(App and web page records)
***
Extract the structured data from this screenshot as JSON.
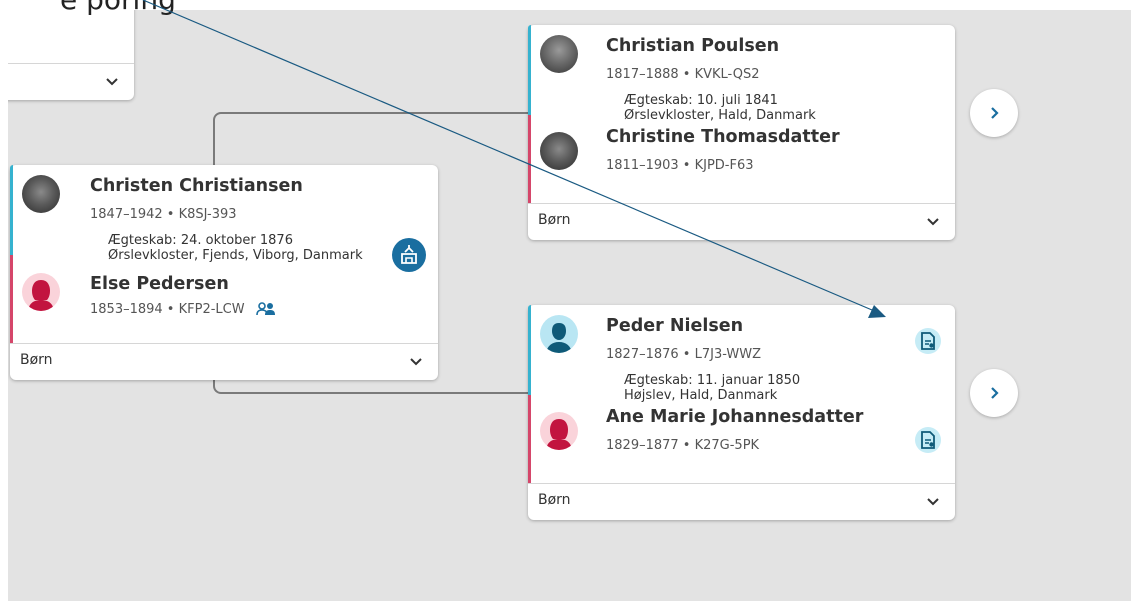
{
  "heading": {
    "visible_text": "e poring"
  },
  "couples": [
    {
      "husband": {
        "name": "Christen Christiansen",
        "dates": "1847–1942 • K8SJ-393"
      },
      "marriage": {
        "line1": "Ægteskab: 24. oktober 1876",
        "line2": "Ørslevkloster, Fjends, Viborg, Danmark"
      },
      "wife": {
        "name": "Else Pedersen",
        "dates": "1853–1894 • KFP2-LCW"
      },
      "children_label": "Børn"
    },
    {
      "husband": {
        "name": "Christian Poulsen",
        "dates": "1817–1888 • KVKL-QS2"
      },
      "marriage": {
        "line1": "Ægteskab: 10. juli 1841",
        "line2": "Ørslevkloster, Hald, Danmark"
      },
      "wife": {
        "name": "Christine Thomasdatter",
        "dates": "1811–1903 • KJPD-F63"
      },
      "children_label": "Børn"
    },
    {
      "husband": {
        "name": "Peder Nielsen",
        "dates": "1827–1876 • L7J3-WWZ"
      },
      "marriage": {
        "line1": "Ægteskab: 11. januar 1850",
        "line2": "Højslev, Hald, Danmark"
      },
      "wife": {
        "name": "Ane Marie Johannesdatter",
        "dates": "1829–1877 • K27G-5PK"
      },
      "children_label": "Børn"
    }
  ],
  "icons": {
    "expand": "chevron-down-icon",
    "next_generation": "chevron-right-icon",
    "record_hint": "record-hint-icon",
    "temple": "temple-icon",
    "relationship": "persons-icon"
  },
  "colors": {
    "male": "#35b2cf",
    "female": "#d5466a",
    "accent": "#1a6ea0",
    "canvas_bg": "#e3e3e3",
    "annotation_arrow": "#1a5a82"
  }
}
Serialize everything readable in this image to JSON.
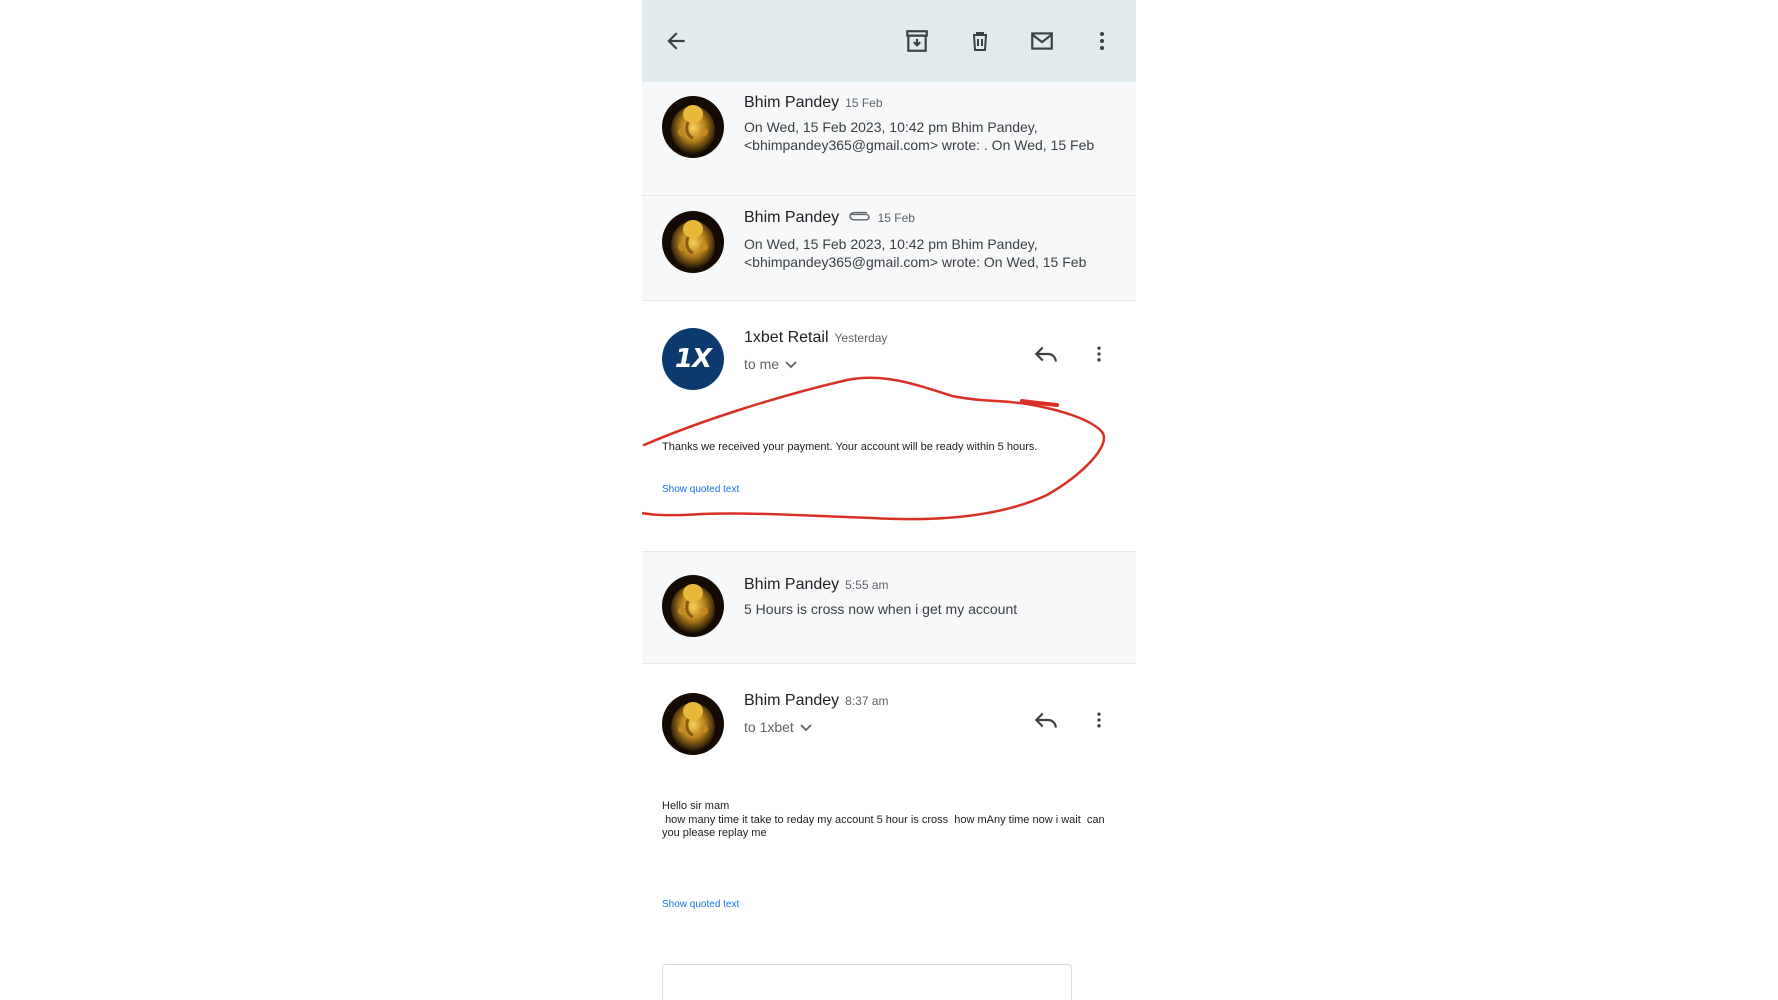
{
  "toolbar": {
    "back_icon": "arrow-left-icon",
    "archive_icon": "archive-icon",
    "delete_icon": "trash-icon",
    "mark_unread_icon": "mail-icon",
    "more_icon": "more-vert-icon"
  },
  "messages": [
    {
      "sender": "Bhim Pandey",
      "date": "15 Feb",
      "snippet": "On Wed, 15 Feb 2023, 10:42 pm Bhim Pandey, <bhimpandey365@gmail.com> wrote: . On Wed, 15 Feb"
    },
    {
      "sender": "Bhim Pandey",
      "date": "15 Feb",
      "attachment_icon": "paperclip-icon",
      "snippet": "On Wed, 15 Feb 2023, 10:42 pm Bhim Pandey, <bhimpandey365@gmail.com> wrote: On Wed, 15 Feb"
    },
    {
      "sender": "1xbet Retail",
      "date": "Yesterday",
      "recipient": "to me",
      "avatar_text": "1X",
      "body": "Thanks we received your payment. Your account will be ready within 5 hours.",
      "show_quoted": "Show quoted text"
    },
    {
      "sender": "Bhim Pandey",
      "date": "5:55 am",
      "snippet": "5 Hours is cross now when i get my account"
    },
    {
      "sender": "Bhim Pandey",
      "date": "8:37 am",
      "recipient": "to 1xbet",
      "body": "Hello sir mam\n how many time it take to reday my account 5 hour is cross  how mAny time now i wait  can you please replay me",
      "show_quoted": "Show quoted text"
    }
  ],
  "colors": {
    "toolbar_bg": "#e1ebee",
    "collapsed_bg": "#f7f8f9",
    "link": "#1a73e8",
    "annotation": "#d93025",
    "xbet_blue": "#0d3a6e"
  }
}
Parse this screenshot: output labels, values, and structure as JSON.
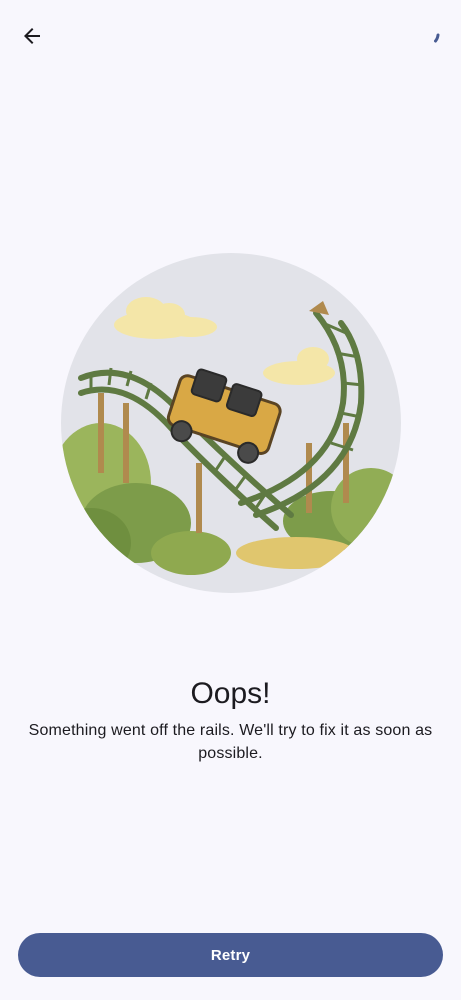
{
  "header": {
    "back_icon": "arrow-left-icon",
    "loading_icon": "circular-progress-icon"
  },
  "illustration": {
    "icon": "derailed-roller-coaster-illustration"
  },
  "error": {
    "title": "Oops!",
    "message": "Something went off the rails. We'll try to fix it as soon as possible."
  },
  "actions": {
    "retry_label": "Retry"
  },
  "colors": {
    "background": "#f8f7fd",
    "primary": "#485b92",
    "on_primary": "#ffffff",
    "text": "#1c1b20",
    "illustration_bg": "#e2e3e9"
  }
}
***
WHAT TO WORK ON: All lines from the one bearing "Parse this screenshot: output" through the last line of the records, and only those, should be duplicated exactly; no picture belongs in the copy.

RESULT OF THE TASK:
Parse this screenshot: output labels, values, and structure as JSON.
{
  "header": {
    "back_icon": "arrow-left-icon",
    "loading_icon": "circular-progress-icon"
  },
  "illustration": {
    "icon": "derailed-roller-coaster-illustration"
  },
  "error": {
    "title": "Oops!",
    "message": "Something went off the rails. We'll try to fix it as soon as possible."
  },
  "actions": {
    "retry_label": "Retry"
  },
  "colors": {
    "background": "#f8f7fd",
    "primary": "#485b92",
    "on_primary": "#ffffff",
    "text": "#1c1b20",
    "illustration_bg": "#e2e3e9"
  }
}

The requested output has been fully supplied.